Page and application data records

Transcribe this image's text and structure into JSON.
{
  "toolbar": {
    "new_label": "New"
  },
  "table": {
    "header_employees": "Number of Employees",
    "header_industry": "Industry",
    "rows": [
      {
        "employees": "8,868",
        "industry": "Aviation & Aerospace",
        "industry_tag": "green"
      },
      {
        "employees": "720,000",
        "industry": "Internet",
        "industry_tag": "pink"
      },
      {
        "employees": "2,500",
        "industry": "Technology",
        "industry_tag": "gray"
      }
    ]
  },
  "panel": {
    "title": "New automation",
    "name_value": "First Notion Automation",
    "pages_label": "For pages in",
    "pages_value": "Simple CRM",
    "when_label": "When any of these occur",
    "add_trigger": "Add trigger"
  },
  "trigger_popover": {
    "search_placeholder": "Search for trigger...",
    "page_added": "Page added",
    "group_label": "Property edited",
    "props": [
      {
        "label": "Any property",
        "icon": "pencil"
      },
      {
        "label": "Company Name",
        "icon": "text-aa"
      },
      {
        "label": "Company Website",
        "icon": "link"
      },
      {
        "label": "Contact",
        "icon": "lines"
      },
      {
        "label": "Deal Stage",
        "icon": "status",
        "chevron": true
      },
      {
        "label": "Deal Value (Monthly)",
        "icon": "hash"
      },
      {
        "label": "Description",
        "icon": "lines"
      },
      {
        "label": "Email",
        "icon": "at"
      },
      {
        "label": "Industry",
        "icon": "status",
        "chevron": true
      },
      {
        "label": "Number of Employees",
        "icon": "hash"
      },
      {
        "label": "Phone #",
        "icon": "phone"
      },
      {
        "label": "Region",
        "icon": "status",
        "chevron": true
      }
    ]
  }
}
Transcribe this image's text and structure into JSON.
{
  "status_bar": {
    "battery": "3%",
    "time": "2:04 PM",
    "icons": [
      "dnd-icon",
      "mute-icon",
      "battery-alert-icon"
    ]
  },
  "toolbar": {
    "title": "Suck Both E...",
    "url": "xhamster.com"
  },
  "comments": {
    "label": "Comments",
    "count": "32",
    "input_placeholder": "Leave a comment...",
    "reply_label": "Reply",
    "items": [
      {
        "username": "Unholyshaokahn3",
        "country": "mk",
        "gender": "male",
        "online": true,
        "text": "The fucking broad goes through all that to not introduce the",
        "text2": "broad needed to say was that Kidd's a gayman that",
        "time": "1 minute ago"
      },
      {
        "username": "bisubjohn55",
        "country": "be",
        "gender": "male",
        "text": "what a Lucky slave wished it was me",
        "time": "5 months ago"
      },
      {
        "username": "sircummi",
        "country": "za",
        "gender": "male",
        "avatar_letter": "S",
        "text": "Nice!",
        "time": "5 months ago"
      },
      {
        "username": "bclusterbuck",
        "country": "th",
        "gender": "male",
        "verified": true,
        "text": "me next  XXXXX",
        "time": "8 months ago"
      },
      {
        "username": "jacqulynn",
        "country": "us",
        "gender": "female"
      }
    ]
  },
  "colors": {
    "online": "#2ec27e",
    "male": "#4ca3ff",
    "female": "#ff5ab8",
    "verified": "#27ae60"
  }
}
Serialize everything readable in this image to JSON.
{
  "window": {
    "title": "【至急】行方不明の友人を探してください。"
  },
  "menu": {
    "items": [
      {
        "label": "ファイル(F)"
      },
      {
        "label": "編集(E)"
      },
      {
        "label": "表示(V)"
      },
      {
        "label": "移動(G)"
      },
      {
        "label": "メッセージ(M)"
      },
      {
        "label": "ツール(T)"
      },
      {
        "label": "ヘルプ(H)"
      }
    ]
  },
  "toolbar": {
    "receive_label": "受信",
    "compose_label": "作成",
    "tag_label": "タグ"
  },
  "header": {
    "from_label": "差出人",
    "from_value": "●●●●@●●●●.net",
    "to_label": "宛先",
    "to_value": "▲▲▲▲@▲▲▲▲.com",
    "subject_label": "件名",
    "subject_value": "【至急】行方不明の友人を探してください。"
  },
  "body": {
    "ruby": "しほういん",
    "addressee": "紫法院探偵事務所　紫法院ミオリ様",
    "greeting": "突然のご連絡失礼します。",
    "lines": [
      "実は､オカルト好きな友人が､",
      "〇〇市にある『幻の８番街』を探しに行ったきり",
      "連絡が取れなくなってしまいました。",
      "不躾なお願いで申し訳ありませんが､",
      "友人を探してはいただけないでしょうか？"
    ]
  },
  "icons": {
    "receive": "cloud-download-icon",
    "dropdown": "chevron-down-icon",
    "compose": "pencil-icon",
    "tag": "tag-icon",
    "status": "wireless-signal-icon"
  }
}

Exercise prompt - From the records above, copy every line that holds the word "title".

Answer to this exercise -
    "title": "New automation",
    "title": "Suck Both E...",
    "title": "【至急】行方不明の友人を探してください。"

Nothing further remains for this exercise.